[Collected data]
===

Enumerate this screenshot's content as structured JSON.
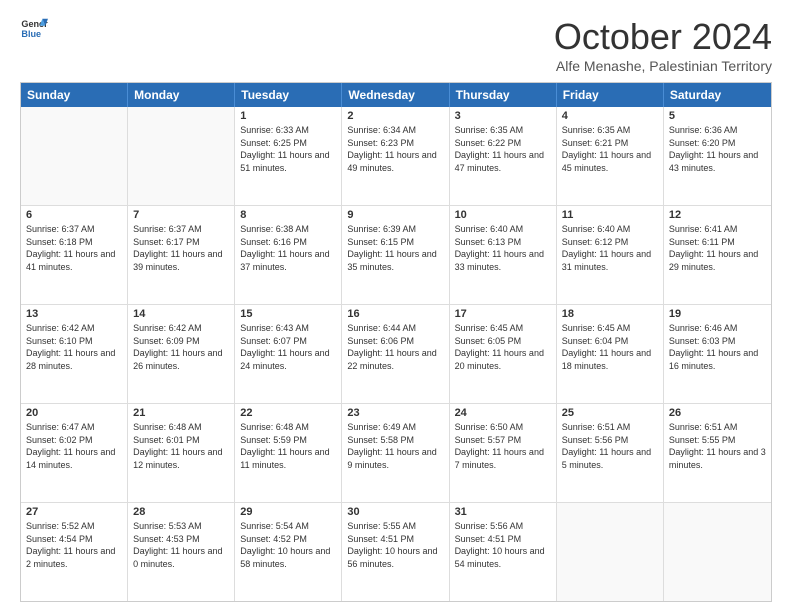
{
  "logo": {
    "general": "General",
    "blue": "Blue"
  },
  "title": "October 2024",
  "subtitle": "Alfe Menashe, Palestinian Territory",
  "days": [
    "Sunday",
    "Monday",
    "Tuesday",
    "Wednesday",
    "Thursday",
    "Friday",
    "Saturday"
  ],
  "weeks": [
    [
      {
        "day": "",
        "content": ""
      },
      {
        "day": "",
        "content": ""
      },
      {
        "day": "1",
        "content": "Sunrise: 6:33 AM\nSunset: 6:25 PM\nDaylight: 11 hours and 51 minutes."
      },
      {
        "day": "2",
        "content": "Sunrise: 6:34 AM\nSunset: 6:23 PM\nDaylight: 11 hours and 49 minutes."
      },
      {
        "day": "3",
        "content": "Sunrise: 6:35 AM\nSunset: 6:22 PM\nDaylight: 11 hours and 47 minutes."
      },
      {
        "day": "4",
        "content": "Sunrise: 6:35 AM\nSunset: 6:21 PM\nDaylight: 11 hours and 45 minutes."
      },
      {
        "day": "5",
        "content": "Sunrise: 6:36 AM\nSunset: 6:20 PM\nDaylight: 11 hours and 43 minutes."
      }
    ],
    [
      {
        "day": "6",
        "content": "Sunrise: 6:37 AM\nSunset: 6:18 PM\nDaylight: 11 hours and 41 minutes."
      },
      {
        "day": "7",
        "content": "Sunrise: 6:37 AM\nSunset: 6:17 PM\nDaylight: 11 hours and 39 minutes."
      },
      {
        "day": "8",
        "content": "Sunrise: 6:38 AM\nSunset: 6:16 PM\nDaylight: 11 hours and 37 minutes."
      },
      {
        "day": "9",
        "content": "Sunrise: 6:39 AM\nSunset: 6:15 PM\nDaylight: 11 hours and 35 minutes."
      },
      {
        "day": "10",
        "content": "Sunrise: 6:40 AM\nSunset: 6:13 PM\nDaylight: 11 hours and 33 minutes."
      },
      {
        "day": "11",
        "content": "Sunrise: 6:40 AM\nSunset: 6:12 PM\nDaylight: 11 hours and 31 minutes."
      },
      {
        "day": "12",
        "content": "Sunrise: 6:41 AM\nSunset: 6:11 PM\nDaylight: 11 hours and 29 minutes."
      }
    ],
    [
      {
        "day": "13",
        "content": "Sunrise: 6:42 AM\nSunset: 6:10 PM\nDaylight: 11 hours and 28 minutes."
      },
      {
        "day": "14",
        "content": "Sunrise: 6:42 AM\nSunset: 6:09 PM\nDaylight: 11 hours and 26 minutes."
      },
      {
        "day": "15",
        "content": "Sunrise: 6:43 AM\nSunset: 6:07 PM\nDaylight: 11 hours and 24 minutes."
      },
      {
        "day": "16",
        "content": "Sunrise: 6:44 AM\nSunset: 6:06 PM\nDaylight: 11 hours and 22 minutes."
      },
      {
        "day": "17",
        "content": "Sunrise: 6:45 AM\nSunset: 6:05 PM\nDaylight: 11 hours and 20 minutes."
      },
      {
        "day": "18",
        "content": "Sunrise: 6:45 AM\nSunset: 6:04 PM\nDaylight: 11 hours and 18 minutes."
      },
      {
        "day": "19",
        "content": "Sunrise: 6:46 AM\nSunset: 6:03 PM\nDaylight: 11 hours and 16 minutes."
      }
    ],
    [
      {
        "day": "20",
        "content": "Sunrise: 6:47 AM\nSunset: 6:02 PM\nDaylight: 11 hours and 14 minutes."
      },
      {
        "day": "21",
        "content": "Sunrise: 6:48 AM\nSunset: 6:01 PM\nDaylight: 11 hours and 12 minutes."
      },
      {
        "day": "22",
        "content": "Sunrise: 6:48 AM\nSunset: 5:59 PM\nDaylight: 11 hours and 11 minutes."
      },
      {
        "day": "23",
        "content": "Sunrise: 6:49 AM\nSunset: 5:58 PM\nDaylight: 11 hours and 9 minutes."
      },
      {
        "day": "24",
        "content": "Sunrise: 6:50 AM\nSunset: 5:57 PM\nDaylight: 11 hours and 7 minutes."
      },
      {
        "day": "25",
        "content": "Sunrise: 6:51 AM\nSunset: 5:56 PM\nDaylight: 11 hours and 5 minutes."
      },
      {
        "day": "26",
        "content": "Sunrise: 6:51 AM\nSunset: 5:55 PM\nDaylight: 11 hours and 3 minutes."
      }
    ],
    [
      {
        "day": "27",
        "content": "Sunrise: 5:52 AM\nSunset: 4:54 PM\nDaylight: 11 hours and 2 minutes."
      },
      {
        "day": "28",
        "content": "Sunrise: 5:53 AM\nSunset: 4:53 PM\nDaylight: 11 hours and 0 minutes."
      },
      {
        "day": "29",
        "content": "Sunrise: 5:54 AM\nSunset: 4:52 PM\nDaylight: 10 hours and 58 minutes."
      },
      {
        "day": "30",
        "content": "Sunrise: 5:55 AM\nSunset: 4:51 PM\nDaylight: 10 hours and 56 minutes."
      },
      {
        "day": "31",
        "content": "Sunrise: 5:56 AM\nSunset: 4:51 PM\nDaylight: 10 hours and 54 minutes."
      },
      {
        "day": "",
        "content": ""
      },
      {
        "day": "",
        "content": ""
      }
    ]
  ]
}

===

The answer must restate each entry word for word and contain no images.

Enumerate this screenshot's content as structured JSON.
{
  "logo": {
    "general": "General",
    "blue": "Blue"
  },
  "title": "October 2024",
  "subtitle": "Alfe Menashe, Palestinian Territory",
  "days": [
    "Sunday",
    "Monday",
    "Tuesday",
    "Wednesday",
    "Thursday",
    "Friday",
    "Saturday"
  ],
  "weeks": [
    [
      {
        "day": "",
        "content": ""
      },
      {
        "day": "",
        "content": ""
      },
      {
        "day": "1",
        "content": "Sunrise: 6:33 AM\nSunset: 6:25 PM\nDaylight: 11 hours and 51 minutes."
      },
      {
        "day": "2",
        "content": "Sunrise: 6:34 AM\nSunset: 6:23 PM\nDaylight: 11 hours and 49 minutes."
      },
      {
        "day": "3",
        "content": "Sunrise: 6:35 AM\nSunset: 6:22 PM\nDaylight: 11 hours and 47 minutes."
      },
      {
        "day": "4",
        "content": "Sunrise: 6:35 AM\nSunset: 6:21 PM\nDaylight: 11 hours and 45 minutes."
      },
      {
        "day": "5",
        "content": "Sunrise: 6:36 AM\nSunset: 6:20 PM\nDaylight: 11 hours and 43 minutes."
      }
    ],
    [
      {
        "day": "6",
        "content": "Sunrise: 6:37 AM\nSunset: 6:18 PM\nDaylight: 11 hours and 41 minutes."
      },
      {
        "day": "7",
        "content": "Sunrise: 6:37 AM\nSunset: 6:17 PM\nDaylight: 11 hours and 39 minutes."
      },
      {
        "day": "8",
        "content": "Sunrise: 6:38 AM\nSunset: 6:16 PM\nDaylight: 11 hours and 37 minutes."
      },
      {
        "day": "9",
        "content": "Sunrise: 6:39 AM\nSunset: 6:15 PM\nDaylight: 11 hours and 35 minutes."
      },
      {
        "day": "10",
        "content": "Sunrise: 6:40 AM\nSunset: 6:13 PM\nDaylight: 11 hours and 33 minutes."
      },
      {
        "day": "11",
        "content": "Sunrise: 6:40 AM\nSunset: 6:12 PM\nDaylight: 11 hours and 31 minutes."
      },
      {
        "day": "12",
        "content": "Sunrise: 6:41 AM\nSunset: 6:11 PM\nDaylight: 11 hours and 29 minutes."
      }
    ],
    [
      {
        "day": "13",
        "content": "Sunrise: 6:42 AM\nSunset: 6:10 PM\nDaylight: 11 hours and 28 minutes."
      },
      {
        "day": "14",
        "content": "Sunrise: 6:42 AM\nSunset: 6:09 PM\nDaylight: 11 hours and 26 minutes."
      },
      {
        "day": "15",
        "content": "Sunrise: 6:43 AM\nSunset: 6:07 PM\nDaylight: 11 hours and 24 minutes."
      },
      {
        "day": "16",
        "content": "Sunrise: 6:44 AM\nSunset: 6:06 PM\nDaylight: 11 hours and 22 minutes."
      },
      {
        "day": "17",
        "content": "Sunrise: 6:45 AM\nSunset: 6:05 PM\nDaylight: 11 hours and 20 minutes."
      },
      {
        "day": "18",
        "content": "Sunrise: 6:45 AM\nSunset: 6:04 PM\nDaylight: 11 hours and 18 minutes."
      },
      {
        "day": "19",
        "content": "Sunrise: 6:46 AM\nSunset: 6:03 PM\nDaylight: 11 hours and 16 minutes."
      }
    ],
    [
      {
        "day": "20",
        "content": "Sunrise: 6:47 AM\nSunset: 6:02 PM\nDaylight: 11 hours and 14 minutes."
      },
      {
        "day": "21",
        "content": "Sunrise: 6:48 AM\nSunset: 6:01 PM\nDaylight: 11 hours and 12 minutes."
      },
      {
        "day": "22",
        "content": "Sunrise: 6:48 AM\nSunset: 5:59 PM\nDaylight: 11 hours and 11 minutes."
      },
      {
        "day": "23",
        "content": "Sunrise: 6:49 AM\nSunset: 5:58 PM\nDaylight: 11 hours and 9 minutes."
      },
      {
        "day": "24",
        "content": "Sunrise: 6:50 AM\nSunset: 5:57 PM\nDaylight: 11 hours and 7 minutes."
      },
      {
        "day": "25",
        "content": "Sunrise: 6:51 AM\nSunset: 5:56 PM\nDaylight: 11 hours and 5 minutes."
      },
      {
        "day": "26",
        "content": "Sunrise: 6:51 AM\nSunset: 5:55 PM\nDaylight: 11 hours and 3 minutes."
      }
    ],
    [
      {
        "day": "27",
        "content": "Sunrise: 5:52 AM\nSunset: 4:54 PM\nDaylight: 11 hours and 2 minutes."
      },
      {
        "day": "28",
        "content": "Sunrise: 5:53 AM\nSunset: 4:53 PM\nDaylight: 11 hours and 0 minutes."
      },
      {
        "day": "29",
        "content": "Sunrise: 5:54 AM\nSunset: 4:52 PM\nDaylight: 10 hours and 58 minutes."
      },
      {
        "day": "30",
        "content": "Sunrise: 5:55 AM\nSunset: 4:51 PM\nDaylight: 10 hours and 56 minutes."
      },
      {
        "day": "31",
        "content": "Sunrise: 5:56 AM\nSunset: 4:51 PM\nDaylight: 10 hours and 54 minutes."
      },
      {
        "day": "",
        "content": ""
      },
      {
        "day": "",
        "content": ""
      }
    ]
  ]
}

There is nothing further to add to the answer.